Leibovitz, D. P. (2012) Emergence of epistemic phenomena. Poster presented at the Institute of Cognitive Science Spring Conference (ICSSC) of Carleton University, pp. 1-12. Ottawa, Ontario, Canada. [doi: 10.13140/RG.2.1.4649.3920] (PDF)
Abstract: Q: Are you using the correct level of analysis?
We claim that for the unique requirements of cognition
- There is only one micro level of ontology, realization and causal explanation (the systems level)
- It is process oriented
- It can causally explain all higher level behaviours and phenomena
- There are no higher levels of causal explanation
- Causality flows among actual ontological parts, not to or from epistemic abstractions Under the standard macro level approach, we further claim that
- There are no macro level stimuli, measurements and phenomena – they are epistemic illusions
- Merely arbitrary and uninformed patterns of micro-level inputs or outputs between an experimental paradigm and a non-representational cognitive agent
Our claims originate from our unified process model of visual filling-in. We noticed that while the model explains all the phenomena, none of them actually existed. The epistemic phenomena arise from oversimplified and implicit folk-theories. Epistemic phenomena emerge from lack of knowledge, from lack of a Systems level theory.
We show the results – the visual demonstration for a variety of “phenomena”. Your task:
Show me the macro level stimuli, measurement or phenomena!
It is only by getting rid of the macro level of analysis that one can hope to uncover a (micro) systems level and begin to causally unify explanations for cognition.

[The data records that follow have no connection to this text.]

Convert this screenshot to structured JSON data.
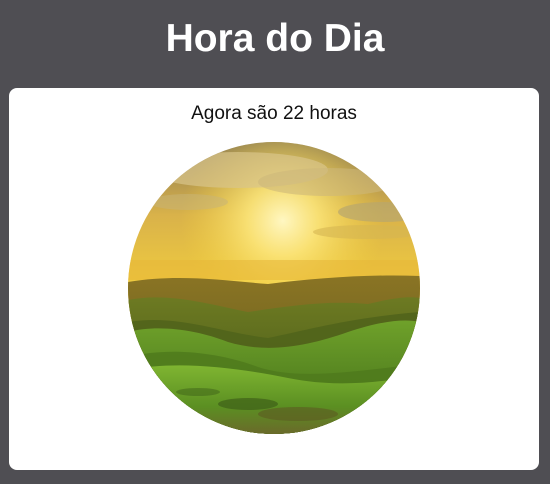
{
  "header": {
    "title": "Hora do Dia"
  },
  "card": {
    "message": "Agora são 22 horas",
    "image": {
      "subject": "sunrise over green rolling hills",
      "shape": "circle"
    }
  },
  "colors": {
    "page_background": "#4f4e53",
    "card_background": "#ffffff",
    "title_color": "#ffffff",
    "text_color": "#111111"
  }
}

- Poster (PDF, 1.96MB)
- ICS Spring Conference 2012 (ICSSC 2012)